A look at the green dream's origins is revealing. The Louvre Abu Dhabi, Apple's spaceship and another new Silicon Valley "campus," Google's planned complex to be covered in transparent tenting that it says will "blur the difference between our buildings and nature," are direct descendants of the work of the American visionary R. Buckminster Fuller and his Japanese partner, Shoji Sadao. In 1960, Fuller and Sadao proposed building a two-mile-wide, transparent geodesic dome over Midtown Manhattan. It would eliminate bad weather and the cost of heating and cooling separate buildings. It wasn't built, but other, lesser domed environments were, all over the world, and these helped spawn a global epidemic of drawing-board futuristic eco-cities.
Among the movement's avatars were Paolo Soleri, whose projected Utopia, Arcosanti, only amounted to a few, odd concrete structures in the Arizona desert, and the Japanese Metabolists of the 1960s and '70s, whose plans for massive floating city-farms and modular megastructures in the sky were outlandish. (They nevertheless directly influenced the development of undersea exploration modules, offshore oil platforms and the International Space Station.) Indeed, Foster was a student and later a collaborator of Fuller and Sadao, and his masterpieces — the Gherkin in London and the remade Reichstag in Berlin, to name just two of scores — are essentially climate-controlled domes, carefully modeled on his teachers' earlier work.

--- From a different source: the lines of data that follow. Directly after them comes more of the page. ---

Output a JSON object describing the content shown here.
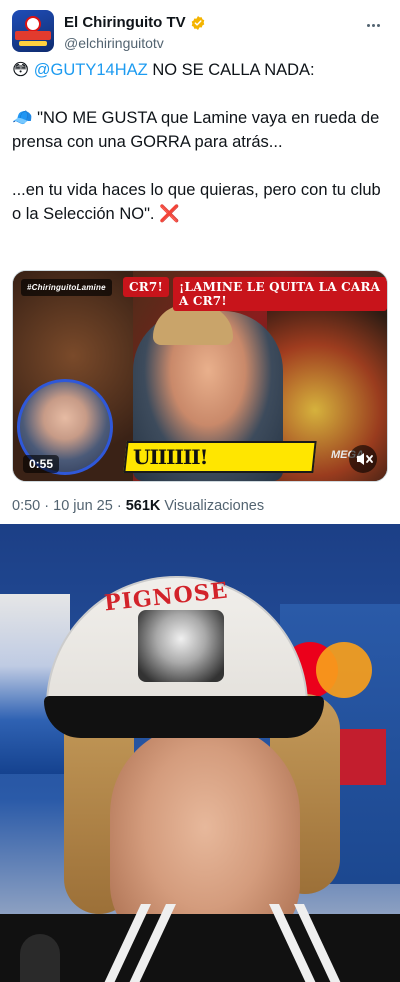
{
  "account": {
    "display_name": "El Chiringuito TV",
    "handle": "@elchiringuitotv",
    "verified_color": "#f4b400"
  },
  "icons": {
    "verified": "verified-badge-icon",
    "more": "more-options-icon",
    "mute": "mute-icon"
  },
  "tweet": {
    "line1_emoji": "😳",
    "line1_mention": "@GUTY14HAZ",
    "line1_text": " NO SE CALLA NADA:",
    "quote_emoji": "🧢",
    "quote_text": " \"NO ME GUSTA que Lamine vaya en rueda de prensa con una GORRA para atrás...",
    "second_text": "...en tu vida haces lo que quieras, pero con tu club o la Selección NO\". ",
    "second_emoji": "❌"
  },
  "video": {
    "brand_chip": "#ChiringuitoLamine",
    "cr7_chip": "CR7!",
    "title_chip": "¡LAMINE LE QUITA LA CARA A CR7!",
    "ticker": "UIIIIII!",
    "duration": "0:55",
    "channel": "MEGA"
  },
  "meta": {
    "time": "0:50",
    "separator1": " · ",
    "date": "10 jun 25",
    "separator2": " · ",
    "views_count": "561K",
    "views_label": " Visualizaciones"
  },
  "photo": {
    "cap_text": "PIGNOSE"
  },
  "colors": {
    "link": "#1d9bf0",
    "muted": "#536471",
    "text": "#0f1419"
  }
}
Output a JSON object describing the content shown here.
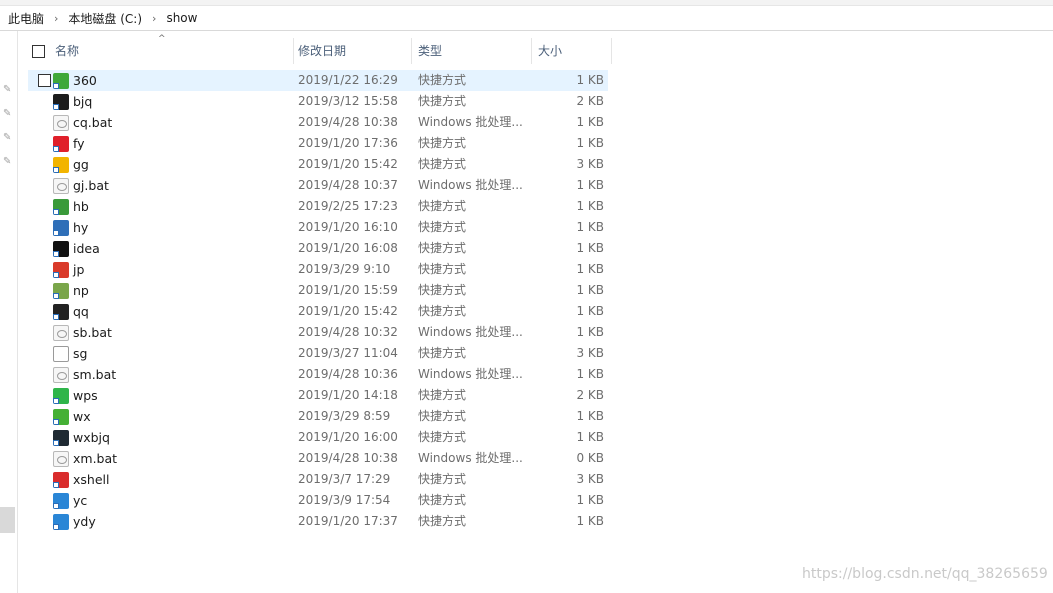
{
  "breadcrumb": {
    "items": [
      "此电脑",
      "本地磁盘 (C:)",
      "show"
    ],
    "separator": "›"
  },
  "columns": {
    "name": "名称",
    "date": "修改日期",
    "type": "类型",
    "size": "大小"
  },
  "files": [
    {
      "name": "360",
      "date": "2019/1/22 16:29",
      "type": "快捷方式",
      "size": "1 KB",
      "icon": "360-browser-icon",
      "color": "#3fa83a"
    },
    {
      "name": "bjq",
      "date": "2019/3/12 15:58",
      "type": "快捷方式",
      "size": "2 KB",
      "icon": "webstorm-icon",
      "color": "#1c1c1c"
    },
    {
      "name": "cq.bat",
      "date": "2019/4/28 10:38",
      "type": "Windows 批处理...",
      "size": "1 KB",
      "icon": "batch-file-icon",
      "color": "#9a9a9a"
    },
    {
      "name": "fy",
      "date": "2019/1/20 17:36",
      "type": "快捷方式",
      "size": "1 KB",
      "icon": "youdao-icon",
      "color": "#e0202a"
    },
    {
      "name": "gg",
      "date": "2019/1/20 15:42",
      "type": "快捷方式",
      "size": "3 KB",
      "icon": "chrome-icon",
      "color": "#f2b400"
    },
    {
      "name": "gj.bat",
      "date": "2019/4/28 10:37",
      "type": "Windows 批处理...",
      "size": "1 KB",
      "icon": "batch-file-icon",
      "color": "#9a9a9a"
    },
    {
      "name": "hb",
      "date": "2019/2/25 17:23",
      "type": "快捷方式",
      "size": "1 KB",
      "icon": "hbuilder-icon",
      "color": "#3a9a3a"
    },
    {
      "name": "hy",
      "date": "2019/1/20 16:10",
      "type": "快捷方式",
      "size": "1 KB",
      "icon": "hy-icon",
      "color": "#2f6fb8"
    },
    {
      "name": "idea",
      "date": "2019/1/20 16:08",
      "type": "快捷方式",
      "size": "1 KB",
      "icon": "intellij-idea-icon",
      "color": "#111111"
    },
    {
      "name": "jp",
      "date": "2019/3/29 9:10",
      "type": "快捷方式",
      "size": "1 KB",
      "icon": "jp-icon",
      "color": "#d93a2a"
    },
    {
      "name": "np",
      "date": "2019/1/20 15:59",
      "type": "快捷方式",
      "size": "1 KB",
      "icon": "notepad-icon",
      "color": "#7aa64a"
    },
    {
      "name": "qq",
      "date": "2019/1/20 15:42",
      "type": "快捷方式",
      "size": "1 KB",
      "icon": "qq-icon",
      "color": "#222222"
    },
    {
      "name": "sb.bat",
      "date": "2019/4/28 10:32",
      "type": "Windows 批处理...",
      "size": "1 KB",
      "icon": "batch-file-icon",
      "color": "#9a9a9a"
    },
    {
      "name": "sg",
      "date": "2019/3/27 11:04",
      "type": "快捷方式",
      "size": "3 KB",
      "icon": "blank-file-icon",
      "color": "#9a9a9a"
    },
    {
      "name": "sm.bat",
      "date": "2019/4/28 10:36",
      "type": "Windows 批处理...",
      "size": "1 KB",
      "icon": "batch-file-icon",
      "color": "#9a9a9a"
    },
    {
      "name": "wps",
      "date": "2019/1/20 14:18",
      "type": "快捷方式",
      "size": "2 KB",
      "icon": "wps-icon",
      "color": "#2fb54a"
    },
    {
      "name": "wx",
      "date": "2019/3/29 8:59",
      "type": "快捷方式",
      "size": "1 KB",
      "icon": "wechat-icon",
      "color": "#45b035"
    },
    {
      "name": "wxbjq",
      "date": "2019/1/20 16:00",
      "type": "快捷方式",
      "size": "1 KB",
      "icon": "wechat-devtools-icon",
      "color": "#1f2a33"
    },
    {
      "name": "xm.bat",
      "date": "2019/4/28 10:38",
      "type": "Windows 批处理...",
      "size": "0 KB",
      "icon": "batch-file-icon",
      "color": "#9a9a9a"
    },
    {
      "name": "xshell",
      "date": "2019/3/7 17:29",
      "type": "快捷方式",
      "size": "3 KB",
      "icon": "xshell-icon",
      "color": "#d92c2c"
    },
    {
      "name": "yc",
      "date": "2019/3/9 17:54",
      "type": "快捷方式",
      "size": "1 KB",
      "icon": "yc-icon",
      "color": "#2a86d6"
    },
    {
      "name": "ydy",
      "date": "2019/1/20 17:37",
      "type": "快捷方式",
      "size": "1 KB",
      "icon": "ydy-icon",
      "color": "#2a86d6"
    }
  ],
  "watermark": "https://blog.csdn.net/qq_38265659"
}
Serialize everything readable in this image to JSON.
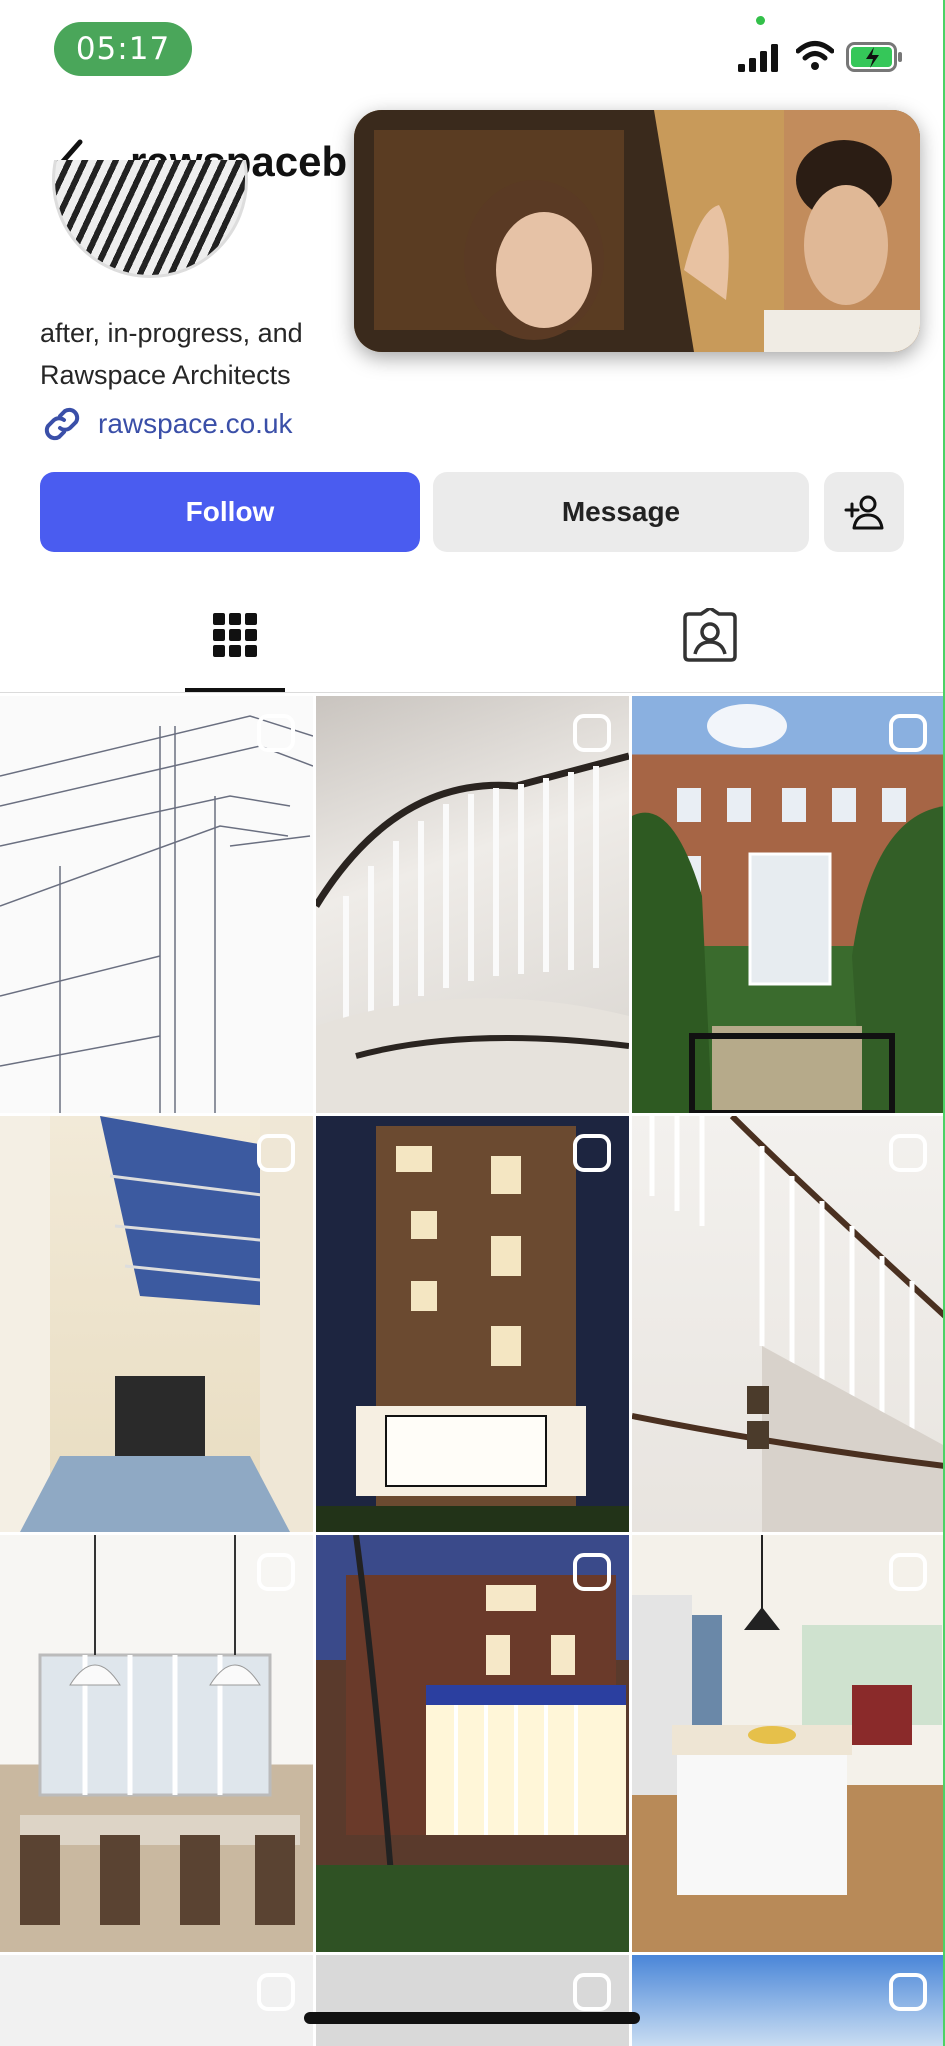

These projects are, then, really the fulfillment of a set of blue-sky dreams from the Dr. Strangelove era — where every cinematic space colony contained a domed conservatory and keeping the plants in the greenhouse alive was all that stood between humans and disaster. In the end, those dreams are not about reintegrating society with nature, but leaving Earth itself behind for an
engineered habitat under the dome, in the sky or at least on the roof.
Like driving an $85,000 Tesla, designing a perfect green building or eco-city isn't enough to save the world. Although our buildings, like our cars, have been woefully inefficient environmentally, architecture isn't responsible in any meaningful way for humanity's disastrous environmental impacts, nor can it hope to solve them alone. An economic system based on the destruction of nature and the shifting of real costs onto those less fortunate and onto the future, is the real problem. No dome can protect us from our own profligacy and improvidence, nor can any number of hydroponic lettuce farms blunt the damage being done to real nature, or what is left of it, on planet Earth.
Instead of making "nature" into an urban lifestyle accessory, architects and planners must work to design better relationships between the parts of our cities and nature, and to promote just relationships between the people in them. The work of this year's Pritzker Prize winner, the Chilean architect Alejandro Aravena, is a case in point. He is less interested in making technologically impressive buildings than in collaborating with residents themselves to design low-cost, efficient housing solutions for the urban working class, especially in the wake of natural disasters. It is a more productive path forward than planting shrubs on skyscrapers.
Wade Graham's latest book is "Dream Cities: Seven Urban Ideas That Shape the World." He is a landscape designer as well as a historian and adjunct professor of public policy at Pepperdine Unversity.